J Clin Oncol. 2024 Feb 29:JCO2300295. doi: 10.1200/JCO.23.00295. Online ahead of print.

ABSTRACT

PURPOSE: Family history (FH) and pathogenic variants (PVs) are used for guiding risk surveillance in selected high-risk women but little is known about their impact for breast cancer screening on population level. In addition, polygenic risk scores (PRSs) have been shown to efficiently stratify breast cancer risk through combining information about common genetic factors into one measure.

METHODS: In longitudinal real-life data, we evaluate PRS, FH, and PVs for stratified screening. Using FinnGen (N = 117,252), linked to the Mass Screening Registry for breast cancer (1992-2019; nationwide organized biennial screening for age 50-69 years), we assessed the screening performance of a breast cancer PRS and compared its performance with FH of breast cancer and PVs in moderate- (CHEK2)- to high-risk (PALB2) susceptibility genes.

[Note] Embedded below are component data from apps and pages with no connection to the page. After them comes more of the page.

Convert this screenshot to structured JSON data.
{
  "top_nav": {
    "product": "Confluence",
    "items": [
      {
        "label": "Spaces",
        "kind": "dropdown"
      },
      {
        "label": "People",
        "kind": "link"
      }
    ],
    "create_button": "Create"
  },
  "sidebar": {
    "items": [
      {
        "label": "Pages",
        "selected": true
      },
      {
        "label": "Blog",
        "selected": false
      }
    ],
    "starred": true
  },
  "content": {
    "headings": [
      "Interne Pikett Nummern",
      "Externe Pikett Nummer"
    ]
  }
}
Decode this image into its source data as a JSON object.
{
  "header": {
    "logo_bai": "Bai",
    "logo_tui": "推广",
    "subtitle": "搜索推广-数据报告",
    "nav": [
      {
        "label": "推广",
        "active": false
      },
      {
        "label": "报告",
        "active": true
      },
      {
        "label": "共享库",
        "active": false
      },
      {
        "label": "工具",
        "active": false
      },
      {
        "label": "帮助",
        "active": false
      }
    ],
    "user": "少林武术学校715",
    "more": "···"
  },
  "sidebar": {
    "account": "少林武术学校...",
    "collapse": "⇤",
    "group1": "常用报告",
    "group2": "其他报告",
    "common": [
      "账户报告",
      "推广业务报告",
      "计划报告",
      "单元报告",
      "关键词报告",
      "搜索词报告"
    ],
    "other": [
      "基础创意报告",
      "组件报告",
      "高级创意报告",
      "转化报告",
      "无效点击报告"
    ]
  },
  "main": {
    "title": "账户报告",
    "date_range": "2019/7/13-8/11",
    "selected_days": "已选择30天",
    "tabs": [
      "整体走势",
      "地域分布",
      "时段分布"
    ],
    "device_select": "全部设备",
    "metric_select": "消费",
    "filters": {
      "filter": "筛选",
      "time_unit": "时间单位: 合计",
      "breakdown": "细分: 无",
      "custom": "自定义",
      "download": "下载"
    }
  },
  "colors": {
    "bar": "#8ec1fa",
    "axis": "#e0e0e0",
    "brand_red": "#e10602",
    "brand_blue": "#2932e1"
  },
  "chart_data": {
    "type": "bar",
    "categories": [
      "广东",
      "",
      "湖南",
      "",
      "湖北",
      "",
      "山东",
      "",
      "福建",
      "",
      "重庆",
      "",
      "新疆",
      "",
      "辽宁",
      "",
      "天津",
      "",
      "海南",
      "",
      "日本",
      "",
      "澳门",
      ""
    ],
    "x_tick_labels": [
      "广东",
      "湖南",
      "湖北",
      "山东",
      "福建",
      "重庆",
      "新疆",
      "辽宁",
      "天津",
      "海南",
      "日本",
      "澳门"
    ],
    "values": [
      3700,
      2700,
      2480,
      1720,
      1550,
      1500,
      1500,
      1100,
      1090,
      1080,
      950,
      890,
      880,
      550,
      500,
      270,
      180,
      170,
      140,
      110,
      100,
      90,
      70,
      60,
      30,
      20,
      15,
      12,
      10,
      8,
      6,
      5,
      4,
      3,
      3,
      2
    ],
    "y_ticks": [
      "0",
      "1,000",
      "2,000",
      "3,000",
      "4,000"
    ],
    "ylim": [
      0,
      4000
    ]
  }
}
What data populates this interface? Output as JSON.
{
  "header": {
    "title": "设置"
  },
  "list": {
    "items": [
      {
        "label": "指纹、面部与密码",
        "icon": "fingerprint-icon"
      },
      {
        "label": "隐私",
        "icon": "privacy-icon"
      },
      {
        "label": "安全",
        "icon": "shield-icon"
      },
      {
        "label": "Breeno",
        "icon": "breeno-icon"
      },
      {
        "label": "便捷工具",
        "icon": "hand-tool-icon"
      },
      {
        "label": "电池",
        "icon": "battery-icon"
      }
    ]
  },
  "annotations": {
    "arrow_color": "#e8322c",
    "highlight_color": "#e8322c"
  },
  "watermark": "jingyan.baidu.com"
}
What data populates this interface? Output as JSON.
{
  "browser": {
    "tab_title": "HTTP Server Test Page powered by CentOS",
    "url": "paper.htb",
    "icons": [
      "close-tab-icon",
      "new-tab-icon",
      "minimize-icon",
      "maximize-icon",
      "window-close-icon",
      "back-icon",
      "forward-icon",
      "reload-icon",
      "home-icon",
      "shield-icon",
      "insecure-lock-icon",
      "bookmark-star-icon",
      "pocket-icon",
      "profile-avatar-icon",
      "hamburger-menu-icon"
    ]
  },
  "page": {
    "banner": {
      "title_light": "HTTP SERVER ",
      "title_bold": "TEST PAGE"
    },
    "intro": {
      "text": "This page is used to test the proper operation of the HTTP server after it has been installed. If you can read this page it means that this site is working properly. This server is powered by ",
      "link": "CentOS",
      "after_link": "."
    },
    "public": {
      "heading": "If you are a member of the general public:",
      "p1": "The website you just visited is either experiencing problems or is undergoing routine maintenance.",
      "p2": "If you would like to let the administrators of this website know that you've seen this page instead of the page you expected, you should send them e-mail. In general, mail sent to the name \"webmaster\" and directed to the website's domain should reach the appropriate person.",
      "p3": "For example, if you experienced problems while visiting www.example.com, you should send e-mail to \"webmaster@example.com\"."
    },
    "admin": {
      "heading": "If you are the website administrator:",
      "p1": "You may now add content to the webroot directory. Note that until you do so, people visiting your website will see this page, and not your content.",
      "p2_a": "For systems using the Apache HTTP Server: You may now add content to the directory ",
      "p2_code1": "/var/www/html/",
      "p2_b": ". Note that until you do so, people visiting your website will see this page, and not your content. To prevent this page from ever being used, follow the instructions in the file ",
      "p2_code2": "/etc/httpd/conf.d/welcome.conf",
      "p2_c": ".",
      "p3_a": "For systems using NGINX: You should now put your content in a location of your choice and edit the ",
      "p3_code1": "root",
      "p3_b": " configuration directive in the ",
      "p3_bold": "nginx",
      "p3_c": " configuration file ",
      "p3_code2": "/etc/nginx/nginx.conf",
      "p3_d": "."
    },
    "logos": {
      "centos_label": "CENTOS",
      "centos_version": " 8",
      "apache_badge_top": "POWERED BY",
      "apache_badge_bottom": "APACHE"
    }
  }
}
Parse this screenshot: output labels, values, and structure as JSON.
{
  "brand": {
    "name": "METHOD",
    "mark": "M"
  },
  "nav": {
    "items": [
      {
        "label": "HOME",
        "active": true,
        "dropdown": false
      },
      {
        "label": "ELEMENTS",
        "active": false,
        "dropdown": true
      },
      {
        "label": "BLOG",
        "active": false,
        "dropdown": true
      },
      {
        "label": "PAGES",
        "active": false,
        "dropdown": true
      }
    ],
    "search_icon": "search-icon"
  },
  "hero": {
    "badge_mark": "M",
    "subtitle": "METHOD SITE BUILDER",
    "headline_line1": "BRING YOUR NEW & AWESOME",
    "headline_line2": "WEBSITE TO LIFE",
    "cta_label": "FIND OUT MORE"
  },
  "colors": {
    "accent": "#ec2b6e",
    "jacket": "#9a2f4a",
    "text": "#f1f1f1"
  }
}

RESULTS: Effect sizes for FH, PVs, and high PRS (>90th percentile) were comparable in screening-aged women, with similar implications for shifting age at screening onset. A high PRS identified women more likely to be diagnosed with breast cancer after a positive screening finding (positive predictive value [PPV], 39.5% [95% CI, 37.6 to 41.5]). Combinations of risk factors increased the PPVs up to 45% to 50%. A high PRS conferred an elevated risk of interval breast cancer (hazard ratio [HR], 2.78 [95% CI, 2.00 to 3.86] at age 50 years; HR, 2.48 [95% CI, 1.67 to 3.70] at age 60 years), and women with a low PRS (<10th percentile) had a low risk for both interval- and screen-detected breast cancers.

CONCLUSION: Using real-life screening data, this study demonstrates the effectiveness of a breast cancer PRS for risk stratification, alone and combined with FH and PVs. Further research is required to evaluate their impact in a prospective risk-stratified screening program, including cost-effectiveness.

PMID:38422475 | DOI:10.1200/JCO.23.00295